We live in a visual world. Photography products dominate us and define what we have to realize as reality (and truth). I want to counter that photographic dominance by the skills of a painter. Therefore I created a project called “Photo Versus Painting”. The following text describes the current state of my concept. If you are interested to participate in that exciting project as an artist (especially as a photographer and/or model) or to combine it with your own creative visions, don’t hesitate to contact me.


The photo is classified as objective. Nowadays the photo (besides the movie as a medium) has a claim to power when we talk about the reportage of reality. Photography as a light box for truth, as a documentation of contemporary occurrences. What you can’t find on a photo, that doesn’t exist. Every event and state needs photos to be noticed in public. Every photo, published online or by print media, seems to be true – by self-definition – and a natural objective copy of our reality. Therefore the photo also develops a social and a political dimension and demand.

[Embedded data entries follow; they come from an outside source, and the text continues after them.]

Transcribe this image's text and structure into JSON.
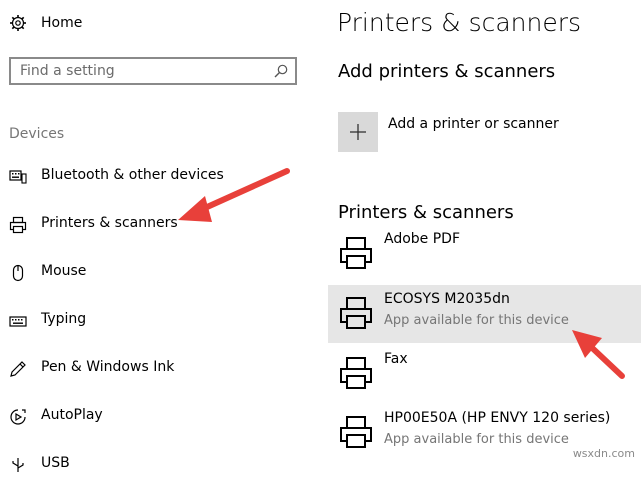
{
  "sidebar": {
    "home_label": "Home",
    "search_placeholder": "Find a setting",
    "section_label": "Devices",
    "items": [
      {
        "label": "Bluetooth & other devices",
        "icon": "keyboard-bluetooth-icon"
      },
      {
        "label": "Printers & scanners",
        "icon": "printer-icon"
      },
      {
        "label": "Mouse",
        "icon": "mouse-icon"
      },
      {
        "label": "Typing",
        "icon": "keyboard-icon"
      },
      {
        "label": "Pen & Windows Ink",
        "icon": "pen-icon"
      },
      {
        "label": "AutoPlay",
        "icon": "autoplay-icon"
      },
      {
        "label": "USB",
        "icon": "usb-icon"
      }
    ]
  },
  "main": {
    "title": "Printers & scanners",
    "add_section": {
      "heading": "Add printers & scanners",
      "add_label": "Add a printer or scanner"
    },
    "list_section": {
      "heading": "Printers & scanners",
      "printers": [
        {
          "name": "Adobe PDF",
          "status": ""
        },
        {
          "name": "ECOSYS M2035dn",
          "status": "App available for this device",
          "selected": true
        },
        {
          "name": "Fax",
          "status": ""
        },
        {
          "name": "HP00E50A (HP ENVY 120 series)",
          "status": "App available for this device"
        }
      ]
    }
  },
  "watermark": "wsxdn.com",
  "colors": {
    "annotation_arrow": "#e8403a",
    "selected_row": "#e6e6e6",
    "secondary_text": "#767676",
    "add_tile": "#d9d9d9"
  }
}
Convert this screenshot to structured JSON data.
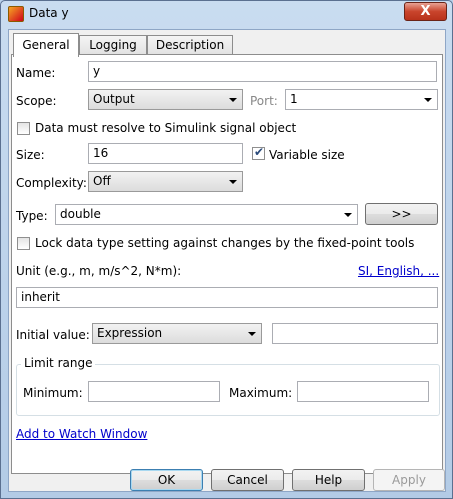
{
  "window": {
    "title": "Data y",
    "close_label": "X"
  },
  "tabs": [
    {
      "label": "General"
    },
    {
      "label": "Logging"
    },
    {
      "label": "Description"
    }
  ],
  "general": {
    "name_label": "Name:",
    "name_value": "y",
    "scope_label": "Scope:",
    "scope_value": "Output",
    "port_label": "Port:",
    "port_value": "1",
    "resolve_label": "Data must resolve to Simulink signal object",
    "size_label": "Size:",
    "size_value": "16",
    "variable_size_label": "Variable size",
    "complexity_label": "Complexity:",
    "complexity_value": "Off",
    "type_label": "Type:",
    "type_value": "double",
    "type_assistant_label": ">>",
    "lock_label": "Lock data type setting against changes by the fixed-point tools",
    "unit_label": "Unit (e.g., m, m/s^2, N*m):",
    "unit_link": "SI, English, ...",
    "unit_value": "inherit",
    "initial_value_label": "Initial value:",
    "initial_value_mode": "Expression",
    "initial_value_value": "",
    "limit_range_label": "Limit range",
    "minimum_label": "Minimum:",
    "minimum_value": "",
    "maximum_label": "Maximum:",
    "maximum_value": "",
    "watch_link": "Add to Watch Window"
  },
  "state": {
    "resolve_checked": false,
    "variable_size_checked": true,
    "lock_checked": false
  },
  "buttons": {
    "ok": "OK",
    "cancel": "Cancel",
    "help": "Help",
    "apply": "Apply"
  }
}
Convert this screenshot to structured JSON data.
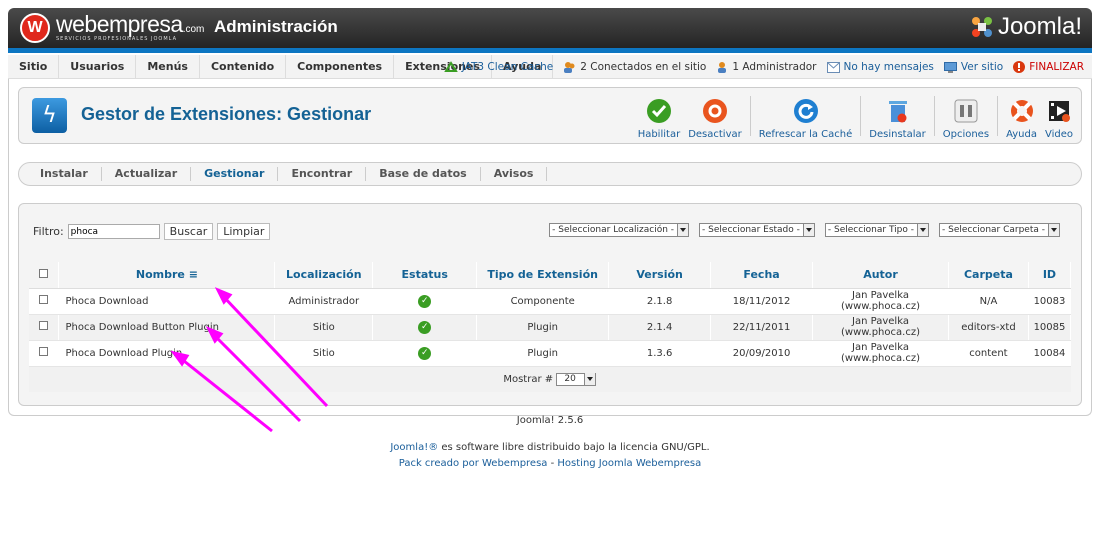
{
  "header": {
    "brand": "webempresa",
    "brand_suffix": ".com",
    "tagline": "SERVICIOS PROFESIONALES JOOMLA",
    "admin_title": "Administración",
    "cms_logo": "Joomla!"
  },
  "menu": {
    "items": [
      "Sitio",
      "Usuarios",
      "Menús",
      "Contenido",
      "Componentes",
      "Extensiones",
      "Ayuda"
    ]
  },
  "status": {
    "cache": "JAT3 Clean Cache",
    "connected": "2 Conectados en el sitio",
    "admins": "1 Administrador",
    "messages": "No hay mensajes",
    "view_site": "Ver sitio",
    "logout": "FINALIZAR"
  },
  "page": {
    "title": "Gestor de Extensiones: Gestionar"
  },
  "toolbar": {
    "enable": "Habilitar",
    "disable": "Desactivar",
    "refresh_cache": "Refrescar la Caché",
    "uninstall": "Desinstalar",
    "options": "Opciones",
    "help": "Ayuda",
    "video": "Video"
  },
  "tabs": [
    "Instalar",
    "Actualizar",
    "Gestionar",
    "Encontrar",
    "Base de datos",
    "Avisos"
  ],
  "filter": {
    "label": "Filtro:",
    "value": "phoca",
    "search_button": "Buscar",
    "clear_button": "Limpiar",
    "location_select": "- Seleccionar Localización -",
    "state_select": "- Seleccionar Estado -",
    "type_select": "- Seleccionar Tipo -",
    "folder_select": "- Seleccionar Carpeta -"
  },
  "table": {
    "columns": [
      "Nombre",
      "Localización",
      "Estatus",
      "Tipo de Extensión",
      "Versión",
      "Fecha",
      "Autor",
      "Carpeta",
      "ID"
    ],
    "rows": [
      {
        "name": "Phoca Download",
        "location": "Administrador",
        "type": "Componente",
        "version": "2.1.8",
        "date": "18/11/2012",
        "author": "Jan Pavelka (www.phoca.cz)",
        "folder": "N/A",
        "id": "10083"
      },
      {
        "name": "Phoca Download Button Plugin",
        "location": "Sitio",
        "type": "Plugin",
        "version": "2.1.4",
        "date": "22/11/2011",
        "author": "Jan Pavelka (www.phoca.cz)",
        "folder": "editors-xtd",
        "id": "10085"
      },
      {
        "name": "Phoca Download Plugin",
        "location": "Sitio",
        "type": "Plugin",
        "version": "1.3.6",
        "date": "20/09/2010",
        "author": "Jan Pavelka (www.phoca.cz)",
        "folder": "content",
        "id": "10084"
      }
    ],
    "limit_label": "Mostrar #",
    "limit_value": "20"
  },
  "footer": {
    "version": "Joomla! 2.5.6",
    "license_link": "Joomla!®",
    "license_text": " es software libre distribuido bajo la licencia GNU/GPL.",
    "pack_link1": "Pack creado por Webempresa",
    "pack_sep": " - ",
    "pack_link2": "Hosting Joomla Webempresa"
  },
  "colors": {
    "accent_blue": "#146295",
    "link_blue": "#1a5e9a",
    "status_green": "#3a9d23",
    "annotation_magenta": "#ff00ff"
  }
}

But the photo isn’t objective. Picture’s motif and selection are always the result of the photographer’s decision and depend on his intuition, intention and on his artistic-manual competences. That’s why a photo doesn’t possess any objectivity. It only documents one possible reality, but not the only trueness. Also a lot of different view angles are thinkable and real. Why do we look at a photo with other eyes than we look at a painting? Why the motif itself is most important for a photo (and not the artistic competence at first)? On the other hand: why do we face paintings in a different way (the creative expression at first and the motif afterwards)? My project “Photo Versus Painting” wants to discuss these questions by a creative contrasting juxtaposition of painting and photo.


I want to unmask the photo – as an instrument of objective portrayal – by painting means and to lay open the only seeming reality. The omnipresent arbitrariness in colours and forms will be picked out as a central theme: the presentation of shallowness as content, just as content that stays only superficially so that it doesn’t hurt brain, body and soul. This project questions the photo’s claim of absoluteness, and so it also questions – as a consequence – the present presentation of reality in our public and private environment. That question is very important because we live in a world within more than one exclusive trueness. In other words: does truth (or what we respectively define as truth) exist?

The project aim: no borders exist except the own optical cognition, and nothing is absolute or frozen any longer and bite-sized served by the eyes of a photographic object lens. Everything is possible again and can happen, and the picture will lose its corruption and cheating because it isn’t qualified for a mass manipulation any longer. Painting isn’t and shouldn’t be an alternative draft of the photo. As well as photography, painting is never universally valid, it is subjective and only for an individual a part of his own and a single reality. A painting is not better than a photo, not more innocent, and of course not more objective and true. The only invulnerable reality and truthfulness is inside of us and a completely intimate interpretation of the outer world. The picture itself is only a picture, different for each viewer, and the picture isn’t an agent or mediator.

Nudes and body studies are – more than less necessarily – fitting motifs for this kind of project, for the photographic starting point just as for a painting transformation. Why? Nakedness, the lack of any distance is free (or maybe seems to be free) from a subjective manipulation. On the other hand: I don’t know any other artistic field (in photography just as and in painting) that possesses such a strong urge of an artist’s intervention. That’s a great playground and a creative conflict situation, and both facts give additional thrill for the project.


The creative framework of the project has to be defined and will act as basic rules for a successful creative teamwork of painter, photographer and model(s). These standards are preliminary at present and composed of following approaches and considerations:

1. The source, the initial point, the photo should keep its artistic independence. Despite of any creative handling and transformation, the photo has to be identified as photographic work at all levels of the process.

2. Photo and painting have to possess a thematic bonding to each other. In the eye of the beholder these significant points of reference in form and content should be accessible without complex explanations. This approach also comprises the colouring.

3. The project and the different process steps – starting with the photo and ending with the painting – should be documented and display the estrangement of the photographic motif (or in other words: the return to a subjective cognition of reality).

4. Regardless of any reduction, the canvas painting has to bear its own creative statement and beauty (better: a subjective definition of beauty). The reduction itself cannot be the only justification of a painting. The painting should also affect the audience without an accompanying photo.

5. Additional question: what about interactive elements that apparently or actually neutralize or annul the two-dimensional reduction? What is needful to reach that aim: maybe a creative interaction with the motif, an influence of the model? Will this exercise of influence reduce the individual (photographer’s or painter’s) angle of view or will it reinforce the level of subjectivity?

To be continued…